In addition, the war with his long-time rivals, the Cali cartel, was endangering life. Escobar even helped extradite fellow drug lords like Carlos Lehder to the United States. One might say that the final straw happened when his daughter Manuela was injured in a bombing of his home.
It was until he realized he could be extradited to the United States that he decided to negotiate with the Columbian government. He always used to say, “Better a grave in Columbia than a cell in the U.S.” It seemed that he would be the theme of his final days.
Pablo Escobar surrendered to authorities on June 19, 1991, agreeing to serve his time in a “prison of his own design.” And so, La Catedral was born. The prison resembled a more luxurious resort than an actual institution. The prison was designed with Escobar’s comfort in mind. It had a bar, disco, jacuzzi, and waterfall.
Of course, this level of comfort came at a price. Escobar’s men heavily guarded the prison to ensure his safety. The fortress kept his enemies out and his friends in. In other words, it was the perfect place for Pablo to continue running his drug empire from behind bars.
Escobar’s Time at La Catedral
The Narco’s ability to use his influence to his advantage was no more apparent than during his time at La Catedral. Despite his surrender conditions, Escobar could still smuggle cocaine and run his cartel with ease. As a result, many government officials declared that Pablo’s “prison” sentence was a complete farce.
He was still in charge, and the government had no control over him. Yet, even with this apparent breach of agreement, the Columbian government still allowed Escobar to serve his time at La Catedral.
At the time, President Cesar Gavira declared that Escobar’s treatment would fall within the demands of the law, but no one was buying it. The writing was on the wall; Escobar had won again. Perhaps adding insult to injury, the government added an amendment to the constitution stating the government could extradite no citizens to the United States.

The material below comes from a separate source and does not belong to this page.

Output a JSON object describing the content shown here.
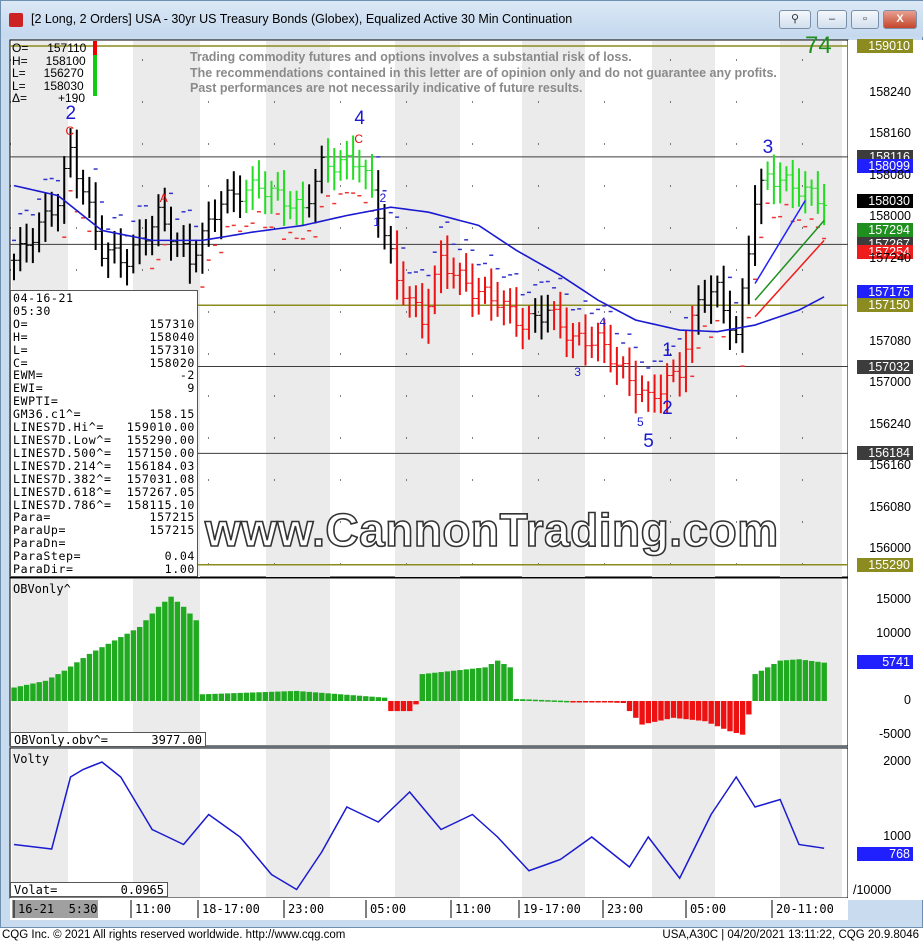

Escobar was free to do as he pleased since the government allowed him to run his prison his way. Often Pablo would have professional soccer players, prostitutes, and parties at his “prison on many occasions.”
Unfortunately, the level of security was so low that Escobar’s brutality was rampant, as sources say he tortured and killed four of his lieutenants over a monetary dispute.
The Government Cracks Down
Pablo Escobar only spent 13 months at La Catedral before escaping on July 22, 1992. His escape is still a mystery, but undoubtedly, he had bribed his way to the top positions in the government.
When two officials came to tell him that things were changing and he was being moved to a more secure location under the government’s control, Escobar held them hostage, as he decided what to do with them.
However, before he could kill them, a firefight broke out, and Escobar was able to escape in the commotion. This was a turning point for the Columbian government.
They could no longer turn a blind eye to Escobar’s atrocities. The government finally decided to launch an all-out offensive against the drug lord. Seeking the help of the United States and Los Pepes, the National Police of Columbia, known as Search Bloc, pursued the Narco.
A massive search ensued, and despite the resources put into his capture, Escobar managed to evade capture for seventeen months. Finally, it wasn’t until a day after his 44th birthday that Escobar died in a shootout with Colombian National Police.
Escobar’s Legacy Today
While many believe that Pablo Escobar’s time at La Catedral was nothing more than a way for him to continue his illegal activities, there is no denying that the prison symbolized his power and influence.
La Catedral will forever be one of the most infamous prisons, and it serves as a reminder of the dangers of the cartels’ power. It also serves as an asylum for the poor and elderly run by Benedictine monks.